Originally called The Timeform Gold Cup, it was first run in 1961 under the sponsorship of the Halifax tipping service. It was given Group1 status when the current race grading system was introduced in 1971 and assumed it’s present title when first sponsored by the Racing Post organisation in 1989. It is the last Group1 of the British flat racing season and having five of the last eighteen Derby winners on it’s roll of honour can certainly be considered a good guide to a horses Epsom prospects. So is there a putative Epsom hero lurking in Saturday’s field? Well if so the likelihood is that it will be trained by A.P.O’Brien, who has been responsible for seven winners of The Racing Post Trophy since 1997, two of whom (High Chaparall, and Camelot) have gone on to Epsom glory. At the time of writing he is responsible for half the ten runner field and if the market is to be believed, Deauville represents his best chance.

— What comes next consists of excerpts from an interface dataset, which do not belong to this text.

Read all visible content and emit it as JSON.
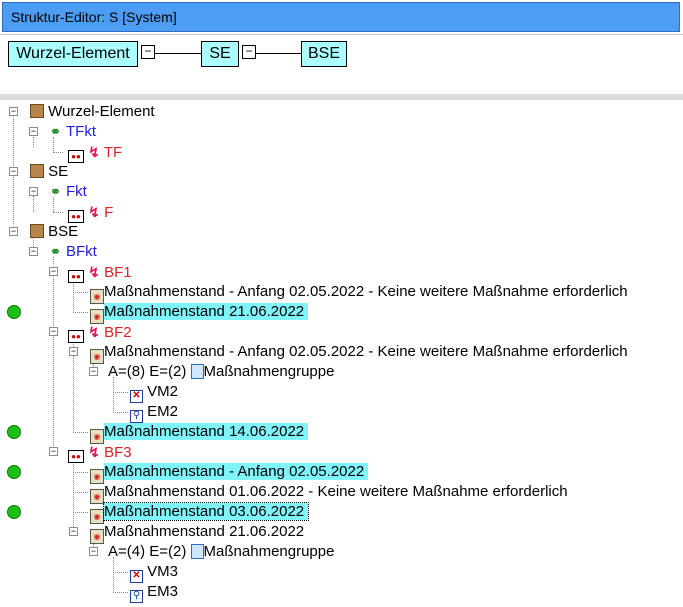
{
  "window": {
    "title": "Struktur-Editor: S [System]"
  },
  "header": {
    "boxes": [
      "Wurzel-Element",
      "SE",
      "BSE"
    ],
    "collapse_glyph": "−"
  },
  "tree": {
    "root1": {
      "label": "Wurzel-Element",
      "fkt": "TFkt",
      "f": "TF"
    },
    "root2": {
      "label": "SE",
      "fkt": "Fkt",
      "f": "F"
    },
    "root3": {
      "label": "BSE",
      "fkt": "BFkt",
      "bf1": {
        "label": "BF1",
        "m1": "Maßnahmenstand - Anfang 02.05.2022 - Keine weitere Maßnahme erforderlich",
        "m2": "Maßnahmenstand 21.06.2022"
      },
      "bf2": {
        "label": "BF2",
        "m1": "Maßnahmenstand - Anfang 02.05.2022 - Keine weitere Maßnahme erforderlich",
        "group": "A=(8) E=(2)",
        "group_label": "Maßnahmengruppe",
        "vm": "VM2",
        "em": "EM2",
        "m2": "Maßnahmenstand 14.06.2022"
      },
      "bf3": {
        "label": "BF3",
        "m1": "Maßnahmenstand - Anfang 02.05.2022",
        "m2": "Maßnahmenstand 01.06.2022 - Keine weitere Maßnahme erforderlich",
        "m3": "Maßnahmenstand 03.06.2022",
        "m4": "Maßnahmenstand 21.06.2022",
        "group": "A=(4) E=(2)",
        "group_label": "Maßnahmengruppe",
        "vm": "VM3",
        "em": "EM3"
      }
    },
    "expander": "−"
  },
  "colors": {
    "title_bg": "#4d9df5",
    "box_bg": "#aaffff",
    "highlight": "#7ff5fb",
    "status_dot": "#18c018"
  },
  "icons": {
    "collapse": "minus-icon",
    "element": "element-square-icon",
    "function": "link-icon",
    "fault": "bolt-icon",
    "measure": "document-icon",
    "status": "green-dot-icon"
  }
}
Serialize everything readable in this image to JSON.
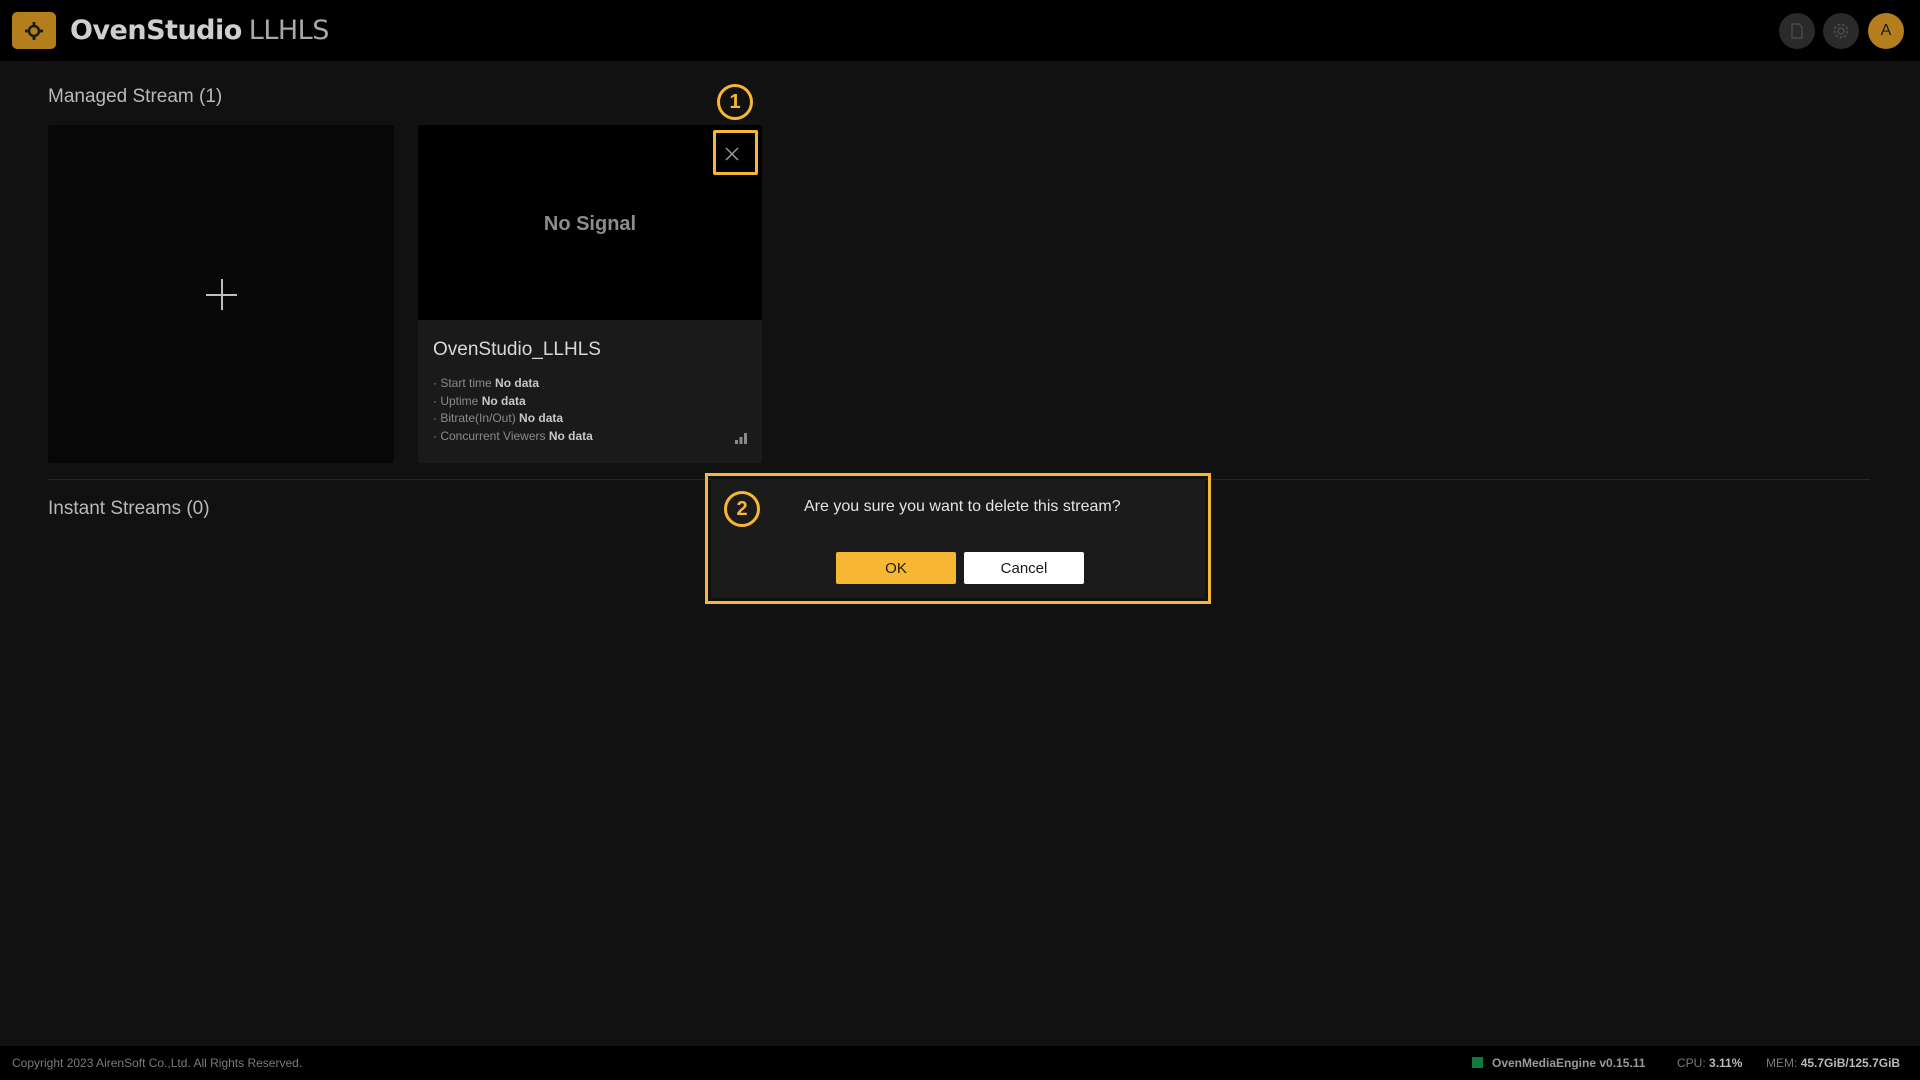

A good looking bay colt, he is by Galileo out of a Danehill mare, Walklikeanegyptian, and unusually for a Ballydoyle potential high flyer, made his racecourse debut in a Listowel maiden over 7f on heavy ground at the end of May where he duly obliged. He next appeared eight weeks later in a Leopardstown Group3, again over 7f where starting at 9/2 he beat the long odds on favourite (and subsequent Dewhurst third) Sanus Par Aquam by 1/2L in a workman like fashion. His jockey, Joseph O’Brien was pushing along from halfway but stayed on stoutly at the finish, strongly suggesting that a step up to a mile was required. He duly reappeared two months later in the Group1 Royal Lodge Stakes over a mile at headquarters and was beaten 3/4L by Saturday’s opponent, Foundation. On the face of it the Gosden horse should confirm the form, but I wonder if the Newmarket race played to Foundation’s strengths. The way the race was run, at a very steady pace and in a slow time, where Deauville, for whatever reason, lost a couple of lengths mid race, but then ran on stoutly, you would have to say undoubtedly favoured the speedier Gosden runner. Saturday’s race is invariably won by a staying type and there would have to be some doubt if Foundation’s pedigree, (by a miler, out of a miler) fits that particular bill. Deauville on the contrary is more stoutly bred and with a strong pace almost guaranteed at the weekend their second meeting could be very interesting.

Foundation didn’t see a racecourse until the beginning of August when taking a lowly Cl5 maiden at Haydock Park. Great strides forward have been taken since, winning a listed race, again at the Lancashire venue, and culminating in that impressive win in the Royal Lodge. Obviously out of the top drawer, he looks the one to beat.

The all conquering Hugo Palmer yard has a very interesting runner in Menghil Khan. He made a promising debut only four weeks ago where despite running green he finished third in a Newmarket maiden, and showed the benefit, when trotting up at Nottingham on soft ground over 1m 1/2f a fortnight later. He is very well bred, being by the first season sire, Lope De Vega ( winner of the French 2000gns and Derby) and out of a Danehill mare who is a half sister to two Group1 winners. He did seem to relish the soft ground at Nottingham so if a similar surface prevails at the weekend this 150,000gns yearling might just cap a ‘superb season for his highly talented trainer.

The penny seemed to drop late on in the group1 Prix Jean-Luc Lagardere on “Arc” day for another O’Brien blue blood, Shogun. Having been pushed along in midfield for most of the race he seemed to get the message late on and finished with a flourish, and despite coming sixth, was only 1 1/2L behind the winner. By the Australian stallion Fastnet Rock, who is doing so well with his European runners, and out of a Galileo mare who was second in the Group2 1m6 1/2f Parkhill stakes he is another who could be well suited by Saturday’s contest and is one to keep on the right side of.

Selection: Deauville

E.W. : Shogun